* **Task description**: An exact copy of every record, with no pictures, please.

Interface dataset entries:
◇ ◇ ◇

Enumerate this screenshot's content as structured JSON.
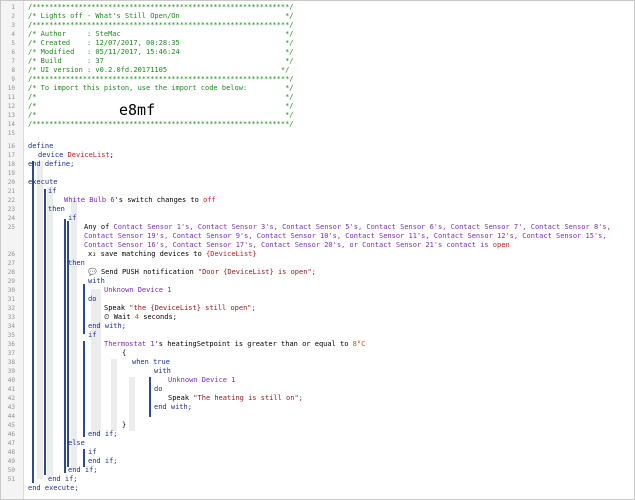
{
  "line_numbers": [
    "1",
    "2",
    "3",
    "4",
    "5",
    "6",
    "7",
    "8",
    "9",
    "10",
    "11",
    "12",
    "13",
    "14",
    "15",
    "16",
    "17",
    "18",
    "19",
    "20",
    "21",
    "22",
    "23",
    "24",
    "25",
    "26",
    "27",
    "28",
    "29",
    "30",
    "31",
    "32",
    "33",
    "34",
    "35",
    "36",
    "37",
    "38",
    "39",
    "40",
    "41",
    "42",
    "43",
    "44",
    "45",
    "46",
    "47",
    "48",
    "49",
    "50",
    "51"
  ],
  "code": {
    "stars": "/*************************************************************/",
    "title": "/* Lights off - What's Still Open/On                         */",
    "author": "/* Author     : SteMac                                       */",
    "created": "/* Created    : 12/07/2017, 00:28:35                         */",
    "modified": "/* Modified   : 05/11/2017, 15:46:24                         */",
    "build": "/* Build      : 37                                           */",
    "ui_version": "/* UI version : v0.2.0fd.20171105                           */",
    "import_hint": "/* To import this piston, use the import code below:         */",
    "blank_comment": "/*                                                           */",
    "import_code": "e8mf",
    "define": "define",
    "device_kw": "device",
    "device_name": "DeviceList",
    "end_define": "end define;",
    "execute": "execute",
    "if_kw": "if",
    "then_kw": "then",
    "else_kw": "else",
    "end_if": "end if;",
    "end_execute": "end execute;",
    "with_kw": "with",
    "do_kw": "do",
    "end_with": "end with;",
    "bulb_device": "White Bulb 6",
    "bulb_attr": "'s switch changes to ",
    "bulb_value": "off",
    "any_of": "Any of",
    "sensors_line1": "Contact Sensor 1's, Contact Sensor 3's, Contact Sensor 5's, Contact Sensor 6's, Contact Sensor 7', Contact Sensor 8's,",
    "sensors_line2": "Contact Sensor 19's, Contact Sensor 9's, Contact Sensor 10's, Contact Sensor 11's, Contact Sensor 12's, Contact Sensor 15's,",
    "sensors_line3": "Contact Sensor 16's, Contact Sensor 17's, Contact Sensor 20's, or Contact Sensor 21's contact is",
    "contact_value": "open",
    "save_matching": "save matching devices to",
    "save_target": "{DeviceList}",
    "push_label": "Send PUSH notification",
    "push_message": "\"Door {DeviceList} is open\";",
    "unknown_device": "Unknown Device 1",
    "speak_label": "Speak",
    "speak_still_open": "\"the {DeviceList} still open\";",
    "wait_label": "Wait",
    "wait_value": "4",
    "wait_unit": "seconds;",
    "thermostat_device": "Thermostat 1",
    "thermostat_attr": "'s heatingSetpoint is greater than or equal to ",
    "thermostat_value": "8°C",
    "open_brace": "{",
    "close_brace": "}",
    "when_true": "when true",
    "speak_heating": "\"The heating is still on\";",
    "x_marker": "x₂",
    "line22_marker": "x₂"
  },
  "colors": {
    "comment": "#1c8a1c",
    "keyword": "#1b2f8f",
    "device": "#7a2db5",
    "value": "#c81e1e",
    "string": "#8b1a1a",
    "number": "#c75a00"
  }
}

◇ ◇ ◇

* **Written response**:
Enumerate this screenshot's content as structured JSON.
{
  "line_numbers": [
    "1",
    "2",
    "3",
    "4",
    "5",
    "6",
    "7",
    "8",
    "9",
    "10",
    "11",
    "12",
    "13",
    "14",
    "15",
    "16",
    "17",
    "18",
    "19",
    "20",
    "21",
    "22",
    "23",
    "24",
    "25",
    "26",
    "27",
    "28",
    "29",
    "30",
    "31",
    "32",
    "33",
    "34",
    "35",
    "36",
    "37",
    "38",
    "39",
    "40",
    "41",
    "42",
    "43",
    "44",
    "45",
    "46",
    "47",
    "48",
    "49",
    "50",
    "51"
  ],
  "code": {
    "stars": "/*************************************************************/",
    "title": "/* Lights off - What's Still Open/On                         */",
    "author": "/* Author     : SteMac                                       */",
    "created": "/* Created    : 12/07/2017, 00:28:35                         */",
    "modified": "/* Modified   : 05/11/2017, 15:46:24                         */",
    "build": "/* Build      : 37                                           */",
    "ui_version": "/* UI version : v0.2.0fd.20171105                           */",
    "import_hint": "/* To import this piston, use the import code below:         */",
    "blank_comment": "/*                                                           */",
    "import_code": "e8mf",
    "define": "define",
    "device_kw": "device",
    "device_name": "DeviceList",
    "end_define": "end define;",
    "execute": "execute",
    "if_kw": "if",
    "then_kw": "then",
    "else_kw": "else",
    "end_if": "end if;",
    "end_execute": "end execute;",
    "with_kw": "with",
    "do_kw": "do",
    "end_with": "end with;",
    "bulb_device": "White Bulb 6",
    "bulb_attr": "'s switch changes to ",
    "bulb_value": "off",
    "any_of": "Any of",
    "sensors_line1": "Contact Sensor 1's, Contact Sensor 3's, Contact Sensor 5's, Contact Sensor 6's, Contact Sensor 7', Contact Sensor 8's,",
    "sensors_line2": "Contact Sensor 19's, Contact Sensor 9's, Contact Sensor 10's, Contact Sensor 11's, Contact Sensor 12's, Contact Sensor 15's,",
    "sensors_line3": "Contact Sensor 16's, Contact Sensor 17's, Contact Sensor 20's, or Contact Sensor 21's contact is",
    "contact_value": "open",
    "save_matching": "save matching devices to",
    "save_target": "{DeviceList}",
    "push_label": "Send PUSH notification",
    "push_message": "\"Door {DeviceList} is open\";",
    "unknown_device": "Unknown Device 1",
    "speak_label": "Speak",
    "speak_still_open": "\"the {DeviceList} still open\";",
    "wait_label": "Wait",
    "wait_value": "4",
    "wait_unit": "seconds;",
    "thermostat_device": "Thermostat 1",
    "thermostat_attr": "'s heatingSetpoint is greater than or equal to ",
    "thermostat_value": "8°C",
    "open_brace": "{",
    "close_brace": "}",
    "when_true": "when true",
    "speak_heating": "\"The heating is still on\";",
    "x_marker": "x₂",
    "line22_marker": "x₂"
  },
  "colors": {
    "comment": "#1c8a1c",
    "keyword": "#1b2f8f",
    "device": "#7a2db5",
    "value": "#c81e1e",
    "string": "#8b1a1a",
    "number": "#c75a00"
  }
}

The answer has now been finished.